One of the greatest mistakes in history was made after World War I and has been a cause of internal tensions and violence because of this wrong thinking. In January 1918 President Woodrow Wilson gave a speech titled “Fourteen Points” as a way to fix the problems that led to WWI. Negotiating the Treaty of Versailles in Paris the idea of a League of Nations was raised based on Wilson’s Fourteen Points. While the American Senate would not sign onto the plan, Europeans (in whose nations the war was fought) did like it. Part of the plan was to divide and unite new nations out of what existed. France and England set about reforming the Middle East, Eastern Europe was reformed putting disparate cultural, ethnic, and religious people under one nation, and Korea was divided between South and North. The purpose was to reform the nations of the world into manageable units (by whom) that could be controlled so new world wars could not be started. How did that work out? Not well as some 20 years later we had World War II.

Let’s come back to the cancer theme. “DNA makes RNA, RNA makes proteins, proteins make us”. Cancer is caused by accumulated damage to genes. Such changes may be due to chance or to exposure to a cancer causing substance. DNA is the blueprint for what something is. If there is a flaw (possible for a number of reasons) the RNA that carries out the blueprint creates a flaw in the final product causing proteins to mismatch that can change a cell to form in ways contrary to its nature and those cells attack other cells that in the end destroys bodies. Other times outside factors invade the cells causing them to mutate into killers.

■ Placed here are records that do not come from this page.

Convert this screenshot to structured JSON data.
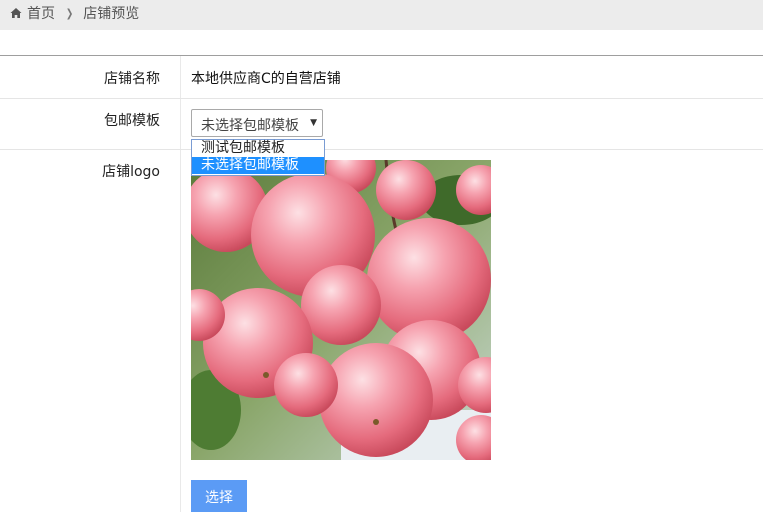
{
  "breadcrumb": {
    "home": "首页",
    "current": "店铺预览"
  },
  "form": {
    "shop_name_label": "店铺名称",
    "shop_name_value": "本地供应商C的自营店铺",
    "shipping_label": "包邮模板",
    "shipping_selected": "未选择包邮模板",
    "shipping_options": [
      "测试包邮模板",
      "未选择包邮模板"
    ],
    "logo_label_cn": "店铺",
    "logo_label_en": "logo",
    "choose_button": "选择"
  },
  "colors": {
    "accent": "#5b9bf5",
    "option_highlight": "#1e90ff",
    "topbar": "#ececec"
  },
  "icons": {
    "home": "home-icon",
    "breadcrumb_sep": "chevron-right-icon",
    "select_arrow": "caret-down-icon"
  }
}
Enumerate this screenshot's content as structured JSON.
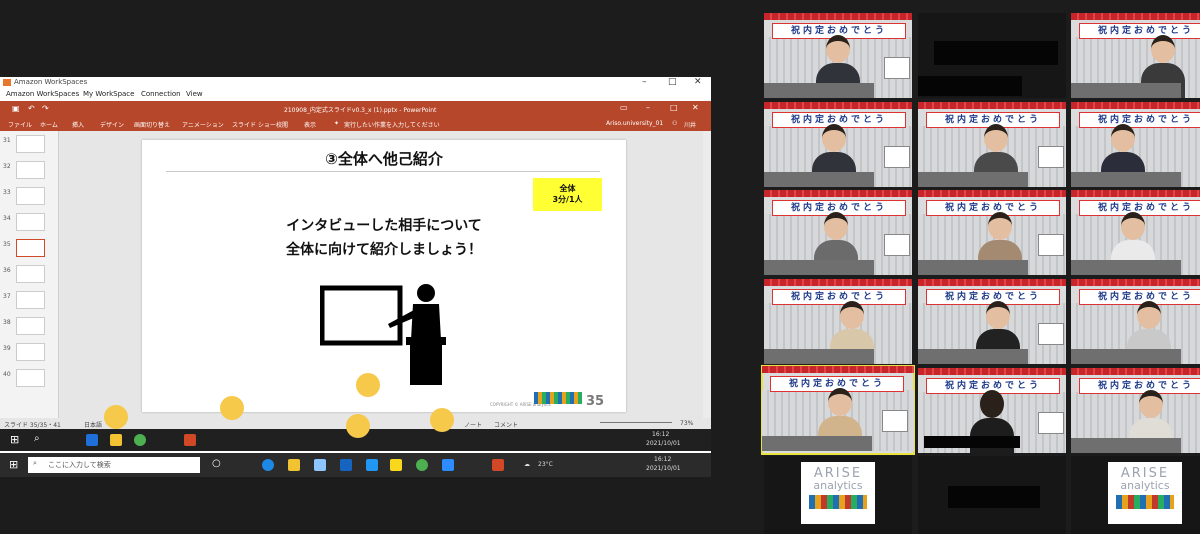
{
  "workspaces": {
    "title": "Amazon WorkSpaces",
    "menu": [
      "Amazon WorkSpaces",
      "My WorkSpace",
      "Connection",
      "View"
    ]
  },
  "powerpoint": {
    "filename": "210908_内定式スライドv0.3_x (1).pptx - PowerPoint",
    "account": "Ariso.university_01",
    "user_initials": "川井",
    "tabs": [
      "ファイル",
      "ホーム",
      "挿入",
      "デザイン",
      "画面切り替え",
      "アニメーション",
      "スライド ショー",
      "校閲",
      "表示"
    ],
    "tell_me": "実行したい作業を入力してください",
    "thumb_numbers": [
      "31",
      "32",
      "33",
      "34",
      "35",
      "36",
      "37",
      "38",
      "39",
      "40"
    ],
    "selected_thumb": "35",
    "status_left": "スライド 35/35・41",
    "status_lang": "日本語",
    "status_notes": "ノート",
    "status_comments": "コメント",
    "zoom": "73%"
  },
  "slide": {
    "title": "③全体へ他己紹介",
    "badge_line1": "全体",
    "badge_line2": "3分/1人",
    "body_line1": "インタビューした相手について",
    "body_line2": "全体に向けて紹介しましょう！",
    "number": "35",
    "copyright": "COPYRIGHT © ARISE analytics"
  },
  "taskbar": {
    "search_placeholder": "ここに入力して検索",
    "weather": "23°C",
    "time1": "16:12",
    "date1": "2021/10/01",
    "time2": "16:12",
    "date2": "2021/10/01"
  },
  "gallery": {
    "banner_text": "祝内定おめでとう",
    "logo_line1": "ARISE",
    "logo_line2": "analytics"
  },
  "colors": {
    "ppt_red": "#b7472a",
    "active_speaker": "#e8e340",
    "slide_badge": "#ffff33"
  }
}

And so it goes with nations. Like snowflakes every individual within a nation is unique, but collectively they make a unified snowbank that defines the nation. Even that experimental nation made up of immigrants (the U.S.), mostly coming from middle Europe, the majority people came from England, the others from nations around them. These people had enough cultural similarities to united them, and they came with similar principles on life (mostly Christian principles) and out of this a nation was formed in unity.

In its own way, DNA makes RNA makes proteins, make us is the same basic process making nations. Keeping the metaphor going, no nation has a perfect DNA blueprint and some of the end product—us—become contentious. While each of these individual contentious “us” are cancers, they can be kept from becoming killer cancers through medicine like patriotism, God, things that we could generally agree on without being disagreeable.

Once we began shaking off those unifying characteristics that held us together we began attacking others until enough began breaking down the whole system making death the only outcome. In this case a nation falls apart from within, one of the main charges for the fall of the Roman Empire. The other kind of cancer comes from the outside that settle inside our body, begin festering until they change healthy cells into killer cells. Also a charge why the Roman Empire fell.

The seeds of our demise as a nation has always been within us, it’s that we kept them in check with a healthy sense of principles like melting pot, patriotism, God, law, and a Constitution and Bill or Rights we respected. Then cancer seeds from the outside blew in, settled deep within and began to spread until now our body is determined to kill us. There comes a point when the cancer is so pervasive that nothing with stop it and death is the only outcome.

My fear is that the divisions we now identify as tribalism we’ve lost the glue that held us together and we are determined to take our own life. It seems we are incapable of rationally solving problems and have settled into battle fronts attacking each other. Our hatred for everything and everyone not aligned with us and our beliefs is so rampant, I see its natural outcome but am mystified how to stop it. Shaping How We Think is my poor attempt to get us to think bigger, to format issues more broadly so we can see every side, but the cancer is too resistant.

I watched just a smidge of the Senate Intelligence Committee grilling government officials and for one political party their questions were so filled with innuendo they didn’t intend for an answer, they just wanted to make their political point. I’ve watched this Committee and others with a different balance of political party members, Republican or Democrat, and truth was always second to political points or counter-points. What a useless waste of time and governance.

But it’s this way in everything we do. Just read the headlines about the stories of us at each other’s throats. We don’t take the time to listen because for us there is nothing to listen to, it’s our way or the highway, as they say. Worse, we are filled with hate and aggression, we say the most awful things, do the most awful things and feel justified in what we say and do. We’re sick. We are filled with cancer. It’s killing us.

There is medicine, but we don’t want to take it.